# Directions
In the records below, pick out all lines containing the word "ERUPTED".

# Input material
"""

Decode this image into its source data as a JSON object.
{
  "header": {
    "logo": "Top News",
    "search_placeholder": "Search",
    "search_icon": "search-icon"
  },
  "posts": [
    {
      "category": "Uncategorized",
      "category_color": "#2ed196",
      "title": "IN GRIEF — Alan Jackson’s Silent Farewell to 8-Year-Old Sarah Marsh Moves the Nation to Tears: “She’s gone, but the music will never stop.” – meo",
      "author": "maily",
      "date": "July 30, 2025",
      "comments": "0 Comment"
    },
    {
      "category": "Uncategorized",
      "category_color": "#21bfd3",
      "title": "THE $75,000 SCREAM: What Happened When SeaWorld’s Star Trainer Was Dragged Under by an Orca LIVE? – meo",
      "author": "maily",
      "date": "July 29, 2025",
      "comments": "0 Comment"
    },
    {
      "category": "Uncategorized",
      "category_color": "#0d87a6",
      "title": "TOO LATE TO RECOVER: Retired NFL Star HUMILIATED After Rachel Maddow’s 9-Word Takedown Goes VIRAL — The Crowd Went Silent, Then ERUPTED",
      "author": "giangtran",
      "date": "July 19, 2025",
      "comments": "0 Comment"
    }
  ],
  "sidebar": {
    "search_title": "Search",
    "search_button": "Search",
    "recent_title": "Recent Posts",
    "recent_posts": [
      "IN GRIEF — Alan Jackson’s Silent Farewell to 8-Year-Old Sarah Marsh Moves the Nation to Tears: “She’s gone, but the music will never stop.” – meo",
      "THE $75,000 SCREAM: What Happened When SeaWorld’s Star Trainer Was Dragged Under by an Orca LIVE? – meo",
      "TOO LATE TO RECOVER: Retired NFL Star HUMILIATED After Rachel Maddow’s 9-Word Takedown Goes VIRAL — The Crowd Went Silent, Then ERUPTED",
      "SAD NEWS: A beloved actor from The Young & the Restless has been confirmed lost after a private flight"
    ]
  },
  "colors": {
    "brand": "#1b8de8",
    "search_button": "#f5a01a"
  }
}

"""
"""

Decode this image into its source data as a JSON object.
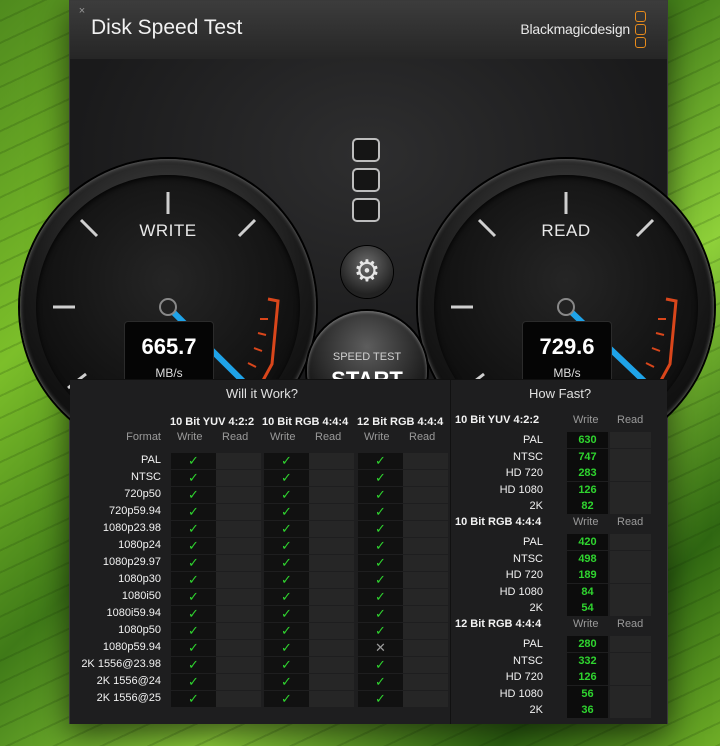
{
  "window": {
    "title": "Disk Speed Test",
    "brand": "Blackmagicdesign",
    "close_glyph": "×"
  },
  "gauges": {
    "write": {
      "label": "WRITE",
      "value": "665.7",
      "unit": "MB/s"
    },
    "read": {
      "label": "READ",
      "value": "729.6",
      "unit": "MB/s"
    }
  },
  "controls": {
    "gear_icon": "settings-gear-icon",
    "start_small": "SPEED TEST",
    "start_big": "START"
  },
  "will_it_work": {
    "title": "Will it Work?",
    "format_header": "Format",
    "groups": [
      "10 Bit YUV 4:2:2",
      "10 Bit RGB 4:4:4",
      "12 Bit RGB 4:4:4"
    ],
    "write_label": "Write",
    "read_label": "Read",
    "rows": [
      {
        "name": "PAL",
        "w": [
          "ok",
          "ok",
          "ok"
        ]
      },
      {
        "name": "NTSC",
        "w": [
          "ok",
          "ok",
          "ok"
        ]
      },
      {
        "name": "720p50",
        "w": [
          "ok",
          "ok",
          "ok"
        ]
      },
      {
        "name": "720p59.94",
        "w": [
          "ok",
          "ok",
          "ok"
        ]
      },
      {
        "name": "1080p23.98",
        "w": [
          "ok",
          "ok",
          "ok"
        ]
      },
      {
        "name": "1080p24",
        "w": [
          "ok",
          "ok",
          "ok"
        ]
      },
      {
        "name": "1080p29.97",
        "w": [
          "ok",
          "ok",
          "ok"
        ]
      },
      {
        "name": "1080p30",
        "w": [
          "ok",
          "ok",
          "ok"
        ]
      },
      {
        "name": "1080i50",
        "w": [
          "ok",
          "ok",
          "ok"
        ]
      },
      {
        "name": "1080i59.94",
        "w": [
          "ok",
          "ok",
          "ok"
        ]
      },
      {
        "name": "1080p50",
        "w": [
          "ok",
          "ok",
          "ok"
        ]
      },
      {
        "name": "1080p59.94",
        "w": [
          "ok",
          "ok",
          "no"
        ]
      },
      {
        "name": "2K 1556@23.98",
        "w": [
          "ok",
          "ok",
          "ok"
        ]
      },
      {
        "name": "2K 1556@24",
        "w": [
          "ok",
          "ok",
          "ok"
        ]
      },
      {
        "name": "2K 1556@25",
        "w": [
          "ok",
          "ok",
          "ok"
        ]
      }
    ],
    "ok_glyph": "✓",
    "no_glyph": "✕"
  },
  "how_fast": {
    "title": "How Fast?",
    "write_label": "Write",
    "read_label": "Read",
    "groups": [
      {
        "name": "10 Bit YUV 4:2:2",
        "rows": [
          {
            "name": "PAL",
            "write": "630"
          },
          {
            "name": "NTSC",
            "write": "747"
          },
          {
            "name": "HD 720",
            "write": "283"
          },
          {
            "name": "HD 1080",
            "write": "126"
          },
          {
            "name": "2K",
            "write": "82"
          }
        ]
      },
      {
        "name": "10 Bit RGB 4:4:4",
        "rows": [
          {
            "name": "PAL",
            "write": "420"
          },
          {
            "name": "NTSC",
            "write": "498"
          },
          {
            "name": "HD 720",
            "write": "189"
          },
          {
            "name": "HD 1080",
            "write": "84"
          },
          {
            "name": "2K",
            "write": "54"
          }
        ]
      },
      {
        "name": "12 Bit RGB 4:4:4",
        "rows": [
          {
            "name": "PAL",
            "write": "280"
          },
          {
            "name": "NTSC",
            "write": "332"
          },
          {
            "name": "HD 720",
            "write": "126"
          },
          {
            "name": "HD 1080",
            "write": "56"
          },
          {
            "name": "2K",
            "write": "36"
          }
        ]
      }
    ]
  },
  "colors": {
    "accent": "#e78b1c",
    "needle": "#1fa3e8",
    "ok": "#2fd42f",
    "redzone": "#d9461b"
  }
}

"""

# Solution for this problem
      "title": "TOO LATE TO RECOVER: Retired NFL Star HUMILIATED After Rachel Maddow’s 9-Word Takedown Goes VIRAL — The Crowd Went Silent, Then ERUPTED",
      "TOO LATE TO RECOVER: Retired NFL Star HUMILIATED After Rachel Maddow’s 9-Word Takedown Goes VIRAL — The Crowd Went Silent, Then ERUPTED",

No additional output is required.